**THE INPUT**
>>>
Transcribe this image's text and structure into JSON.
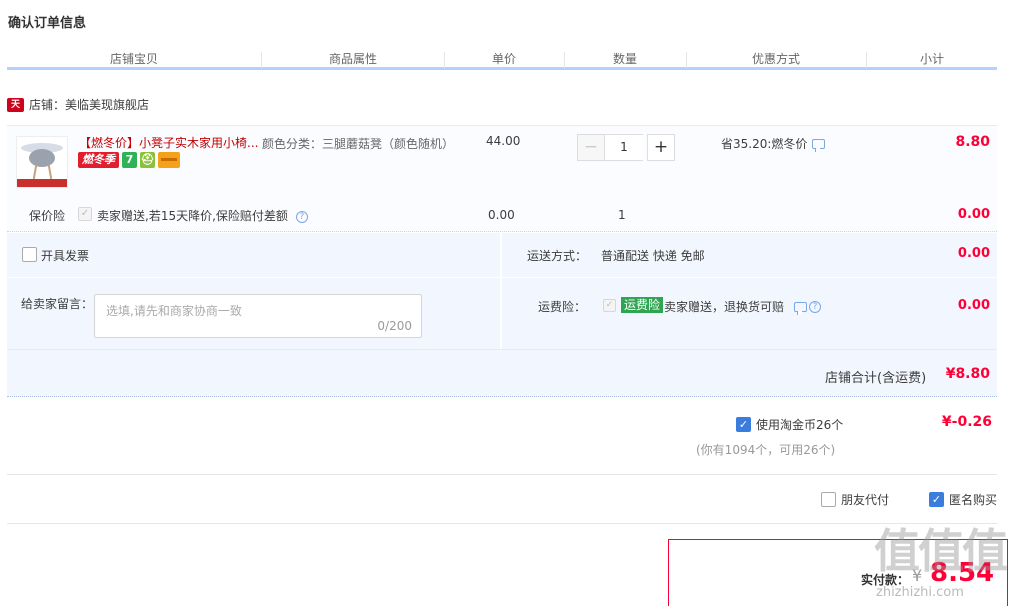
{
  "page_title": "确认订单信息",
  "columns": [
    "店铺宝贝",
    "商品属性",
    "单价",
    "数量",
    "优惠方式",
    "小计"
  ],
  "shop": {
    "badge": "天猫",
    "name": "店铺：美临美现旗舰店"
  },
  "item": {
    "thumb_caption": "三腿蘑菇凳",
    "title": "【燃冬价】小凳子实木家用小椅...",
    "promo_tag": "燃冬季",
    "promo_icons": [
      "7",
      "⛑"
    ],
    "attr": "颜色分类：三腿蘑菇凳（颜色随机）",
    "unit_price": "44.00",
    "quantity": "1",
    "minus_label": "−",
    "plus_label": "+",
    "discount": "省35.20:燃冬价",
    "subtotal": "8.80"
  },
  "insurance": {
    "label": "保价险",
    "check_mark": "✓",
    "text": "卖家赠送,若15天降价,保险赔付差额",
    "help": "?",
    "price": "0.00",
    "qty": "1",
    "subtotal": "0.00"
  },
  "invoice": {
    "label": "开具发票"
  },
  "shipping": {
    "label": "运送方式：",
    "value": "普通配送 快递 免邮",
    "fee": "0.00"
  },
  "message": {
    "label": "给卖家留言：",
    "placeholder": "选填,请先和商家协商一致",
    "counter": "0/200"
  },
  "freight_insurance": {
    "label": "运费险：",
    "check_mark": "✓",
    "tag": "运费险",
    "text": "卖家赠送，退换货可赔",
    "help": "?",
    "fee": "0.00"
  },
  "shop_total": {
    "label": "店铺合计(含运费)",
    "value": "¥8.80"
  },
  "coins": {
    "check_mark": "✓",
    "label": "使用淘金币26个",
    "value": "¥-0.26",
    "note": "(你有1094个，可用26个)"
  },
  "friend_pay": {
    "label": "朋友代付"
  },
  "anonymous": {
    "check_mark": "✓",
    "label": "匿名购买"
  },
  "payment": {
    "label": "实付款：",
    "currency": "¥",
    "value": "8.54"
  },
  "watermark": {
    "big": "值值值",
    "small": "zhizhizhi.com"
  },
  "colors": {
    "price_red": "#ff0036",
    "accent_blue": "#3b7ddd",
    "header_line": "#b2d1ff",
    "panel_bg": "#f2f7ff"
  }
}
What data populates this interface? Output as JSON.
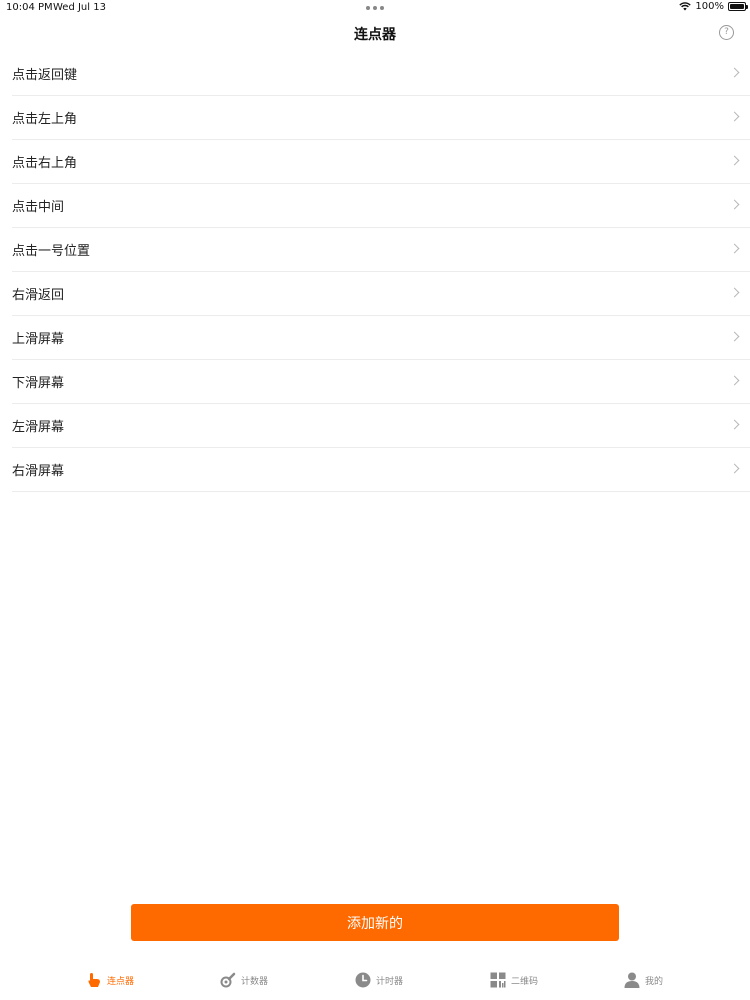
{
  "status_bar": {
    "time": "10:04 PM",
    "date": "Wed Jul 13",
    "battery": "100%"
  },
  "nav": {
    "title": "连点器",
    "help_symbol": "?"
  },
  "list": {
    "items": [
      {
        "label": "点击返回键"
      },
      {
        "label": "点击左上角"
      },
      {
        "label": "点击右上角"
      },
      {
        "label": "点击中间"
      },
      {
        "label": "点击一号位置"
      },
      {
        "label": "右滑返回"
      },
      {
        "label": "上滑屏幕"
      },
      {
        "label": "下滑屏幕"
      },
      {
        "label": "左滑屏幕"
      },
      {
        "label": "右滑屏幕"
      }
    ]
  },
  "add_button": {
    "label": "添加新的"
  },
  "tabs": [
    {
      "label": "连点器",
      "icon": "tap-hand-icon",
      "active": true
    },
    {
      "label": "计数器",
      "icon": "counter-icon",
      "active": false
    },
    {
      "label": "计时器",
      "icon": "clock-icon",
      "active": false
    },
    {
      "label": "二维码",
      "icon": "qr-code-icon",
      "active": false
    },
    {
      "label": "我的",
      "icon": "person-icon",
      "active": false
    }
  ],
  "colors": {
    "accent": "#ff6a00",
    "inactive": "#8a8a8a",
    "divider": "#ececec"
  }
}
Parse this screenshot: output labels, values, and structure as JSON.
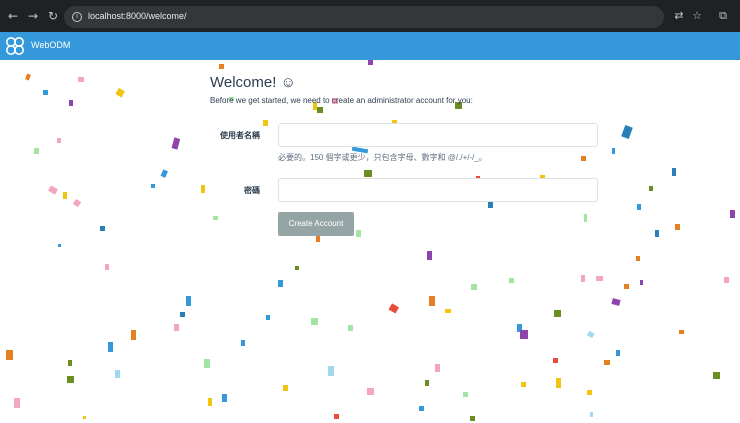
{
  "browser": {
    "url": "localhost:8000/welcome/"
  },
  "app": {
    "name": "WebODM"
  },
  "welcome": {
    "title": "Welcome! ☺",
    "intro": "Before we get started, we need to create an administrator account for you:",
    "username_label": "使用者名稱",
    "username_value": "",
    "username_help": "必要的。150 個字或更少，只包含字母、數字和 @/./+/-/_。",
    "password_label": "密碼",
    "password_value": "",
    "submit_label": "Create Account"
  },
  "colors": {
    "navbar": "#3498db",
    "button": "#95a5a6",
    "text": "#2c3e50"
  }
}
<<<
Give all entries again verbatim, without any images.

Transcribe this image's text and structure into JSON.
{
  "page_title": "确认订单信息",
  "columns": [
    "店铺宝贝",
    "商品属性",
    "单价",
    "数量",
    "优惠方式",
    "小计"
  ],
  "shop": {
    "badge": "天猫",
    "name": "店铺：美临美现旗舰店"
  },
  "item": {
    "thumb_caption": "三腿蘑菇凳",
    "title": "【燃冬价】小凳子实木家用小椅...",
    "promo_tag": "燃冬季",
    "promo_icons": [
      "7",
      "⛑"
    ],
    "attr": "颜色分类：三腿蘑菇凳（颜色随机）",
    "unit_price": "44.00",
    "quantity": "1",
    "minus_label": "−",
    "plus_label": "+",
    "discount": "省35.20:燃冬价",
    "subtotal": "8.80"
  },
  "insurance": {
    "label": "保价险",
    "check_mark": "✓",
    "text": "卖家赠送,若15天降价,保险赔付差额",
    "help": "?",
    "price": "0.00",
    "qty": "1",
    "subtotal": "0.00"
  },
  "invoice": {
    "label": "开具发票"
  },
  "shipping": {
    "label": "运送方式：",
    "value": "普通配送 快递 免邮",
    "fee": "0.00"
  },
  "message": {
    "label": "给卖家留言：",
    "placeholder": "选填,请先和商家协商一致",
    "counter": "0/200"
  },
  "freight_insurance": {
    "label": "运费险：",
    "check_mark": "✓",
    "tag": "运费险",
    "text": "卖家赠送，退换货可赔",
    "help": "?",
    "fee": "0.00"
  },
  "shop_total": {
    "label": "店铺合计(含运费)",
    "value": "¥8.80"
  },
  "coins": {
    "check_mark": "✓",
    "label": "使用淘金币26个",
    "value": "¥-0.26",
    "note": "(你有1094个，可用26个)"
  },
  "friend_pay": {
    "label": "朋友代付"
  },
  "anonymous": {
    "check_mark": "✓",
    "label": "匿名购买"
  },
  "payment": {
    "label": "实付款：",
    "currency": "¥",
    "value": "8.54"
  },
  "watermark": {
    "big": "值值值",
    "small": "zhizhizhi.com"
  },
  "colors": {
    "price_red": "#ff0036",
    "accent_blue": "#3b7ddd",
    "header_line": "#b2d1ff",
    "panel_bg": "#f2f7ff"
  }
}
What data populates this interface? Output as JSON.
{
  "status_bar": {
    "time": "10:04 PM",
    "date": "Wed Jul 13",
    "battery": "100%"
  },
  "nav": {
    "title": "连点器",
    "help_symbol": "?"
  },
  "list": {
    "items": [
      {
        "label": "点击返回键"
      },
      {
        "label": "点击左上角"
      },
      {
        "label": "点击右上角"
      },
      {
        "label": "点击中间"
      },
      {
        "label": "点击一号位置"
      },
      {
        "label": "右滑返回"
      },
      {
        "label": "上滑屏幕"
      },
      {
        "label": "下滑屏幕"
      },
      {
        "label": "左滑屏幕"
      },
      {
        "label": "右滑屏幕"
      }
    ]
  },
  "add_button": {
    "label": "添加新的"
  },
  "tabs": [
    {
      "label": "连点器",
      "icon": "tap-hand-icon",
      "active": true
    },
    {
      "label": "计数器",
      "icon": "counter-icon",
      "active": false
    },
    {
      "label": "计时器",
      "icon": "clock-icon",
      "active": false
    },
    {
      "label": "二维码",
      "icon": "qr-code-icon",
      "active": false
    },
    {
      "label": "我的",
      "icon": "person-icon",
      "active": false
    }
  ],
  "colors": {
    "accent": "#ff6a00",
    "inactive": "#8a8a8a",
    "divider": "#ececec"
  }
}
Parse this screenshot: output labels, values, and structure as JSON.
{
  "browser": {
    "url": "localhost:8000/welcome/"
  },
  "app": {
    "name": "WebODM"
  },
  "welcome": {
    "title": "Welcome! ☺",
    "intro": "Before we get started, we need to create an administrator account for you:",
    "username_label": "使用者名稱",
    "username_value": "",
    "username_help": "必要的。150 個字或更少，只包含字母、數字和 @/./+/-/_。",
    "password_label": "密碼",
    "password_value": "",
    "submit_label": "Create Account"
  },
  "colors": {
    "navbar": "#3498db",
    "button": "#95a5a6",
    "text": "#2c3e50"
  }
}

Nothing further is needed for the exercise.